Updated By: Amelia Mazza Membership development encompasses three important areas of focus that span the entire membership lifecycle, from...
Recently, I’ve been hearing some discussions centered on membership discounting strategies. Overall, I think it’s something to think more than twice about. And, here’s why:
#1 We work hard at our organizations to build up the membership value proposition. So, when we discount it; it actually drives down the value of membership. In some cases, I’ve seen memberships being offered at 50%, or “Join for the first year for half,” and 2 for 1 deals. Discounting undermines the overall value of the organization and is a negative strategy.
#2 Membership isn’t inventory sitting on the shelf. Let’s not treat it that way.
#3 Typically, I see discounting happen when budgets are getting a little tight and folks aren’t hitting their goals. So, are you ready and able to have a strong sales and renewal process in place. When people renew – the price of their dues goes up 100%. Now you’ve got problems. If you want to go with a prorated approach, I’m actually in favor of having the member pay full the first year and prorate year 2. However, remember – the problem is not the price; the challenge is the perceived value. Bottom line: drive up the perceived value and keep your dues steady.

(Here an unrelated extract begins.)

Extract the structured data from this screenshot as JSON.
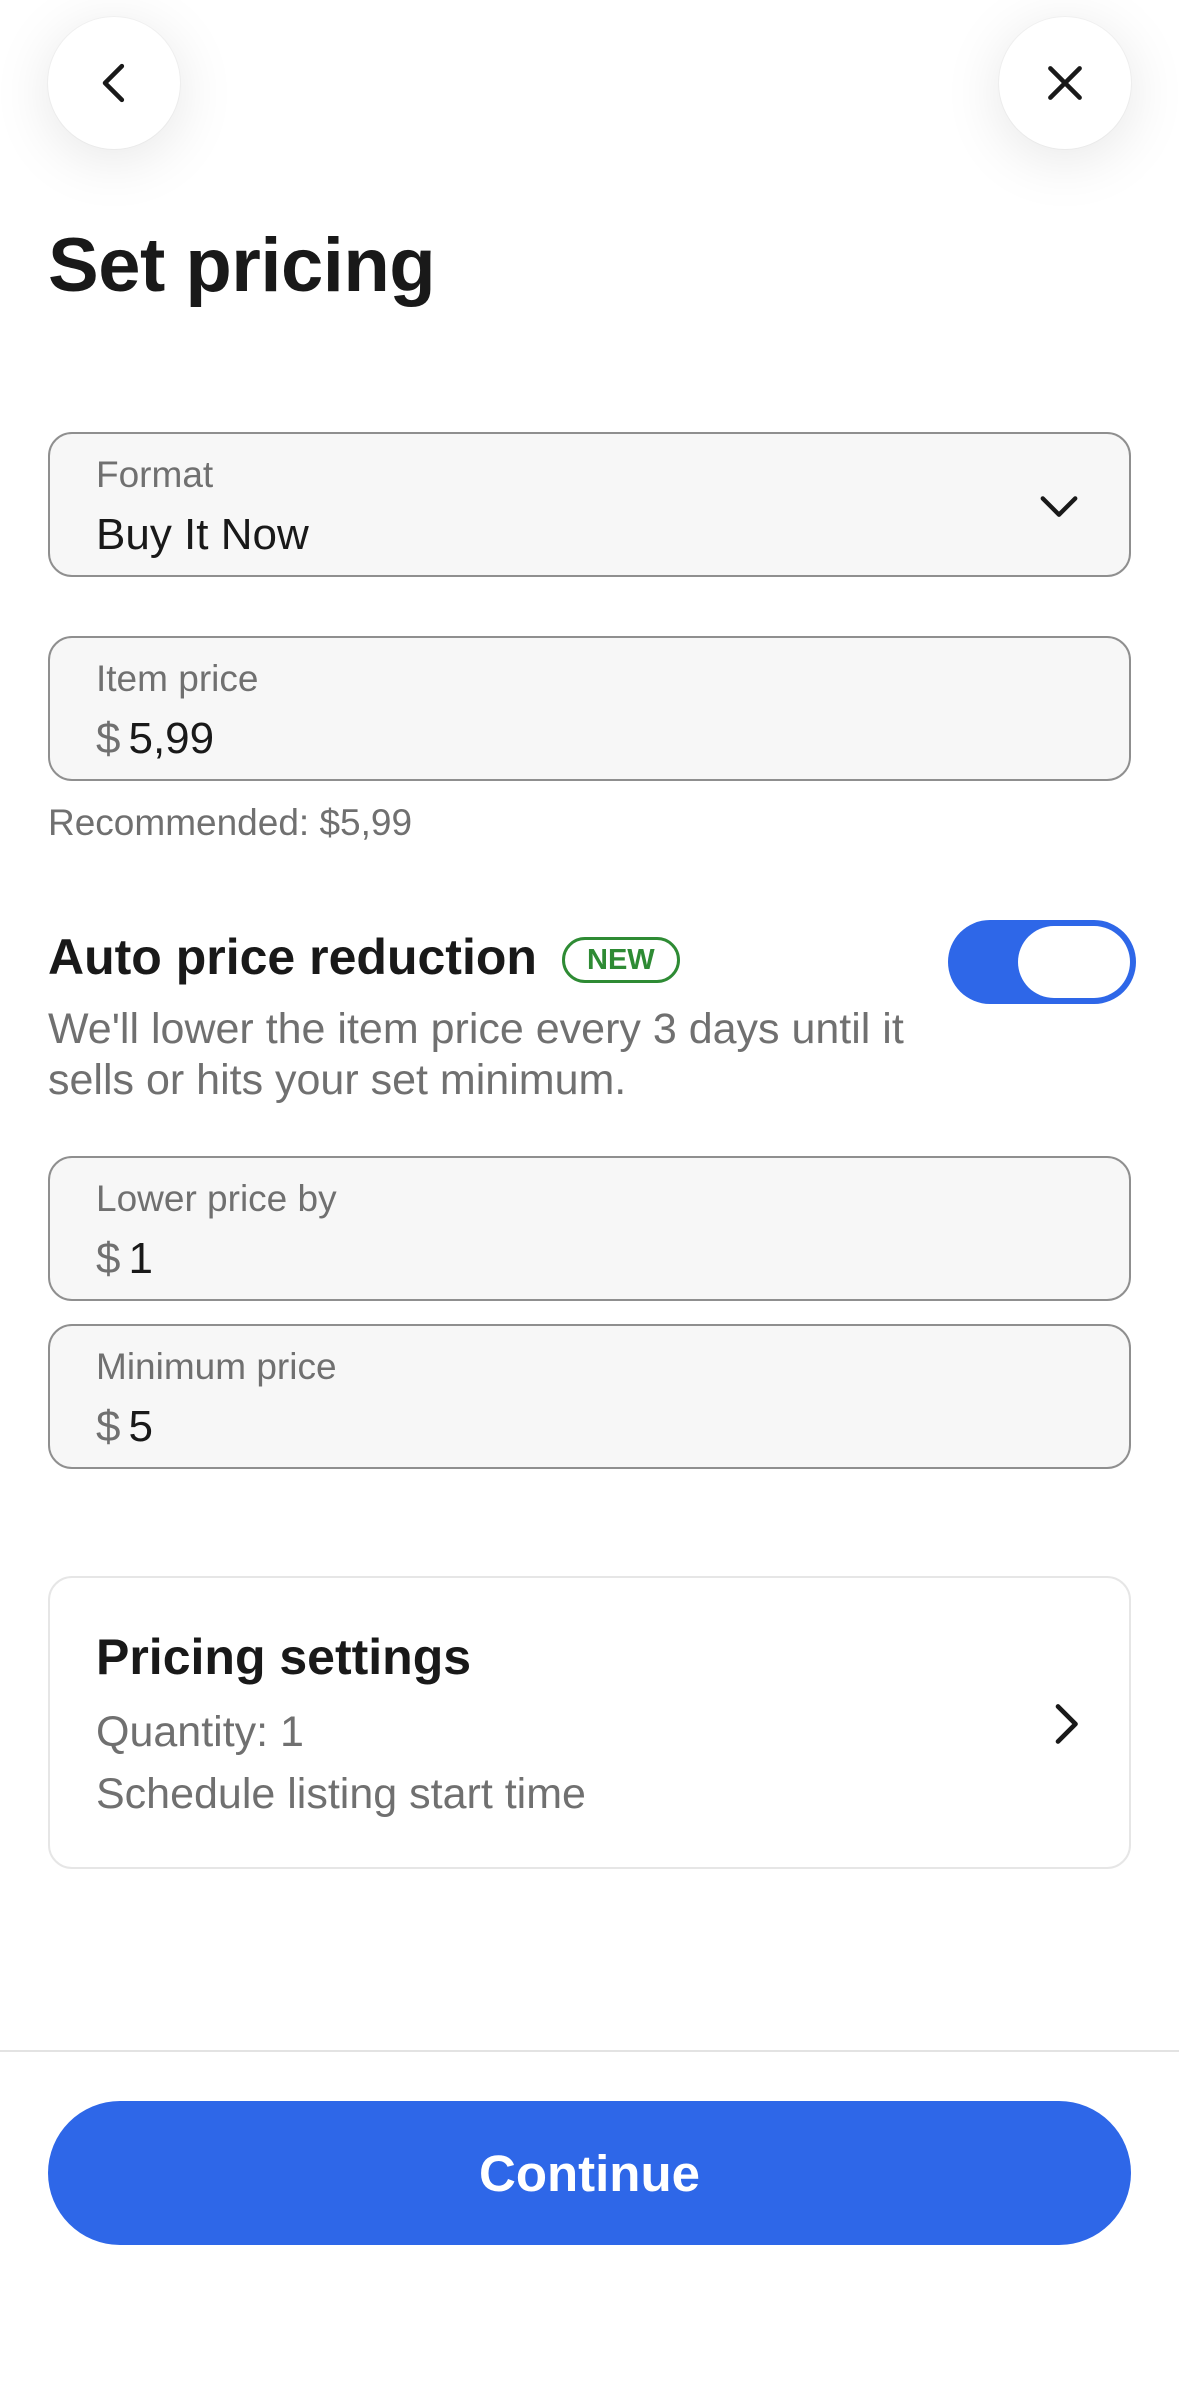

#4 Now, I understand cutting a deal. I’ve had to cut deals during the recruitment process. This is a situation I often confront. But, I don’t want to “deal” as an overall marketing ploy. I’ll do an individual deal – especially for some of the organizations we work for who have a $20,000 membership fee, for example. But, I would sign that recruit and let them know the deal is a special circumstance; not a regular occurrence. Be sure there is a full understanding that the dues will increase to the regular rate over time; perhaps, over a period of 3 years so your organization has a step up on year 1, 2, and 3.
Remember, joining your association has immense value. When things get cold out there, use a dues reduction as a last resort.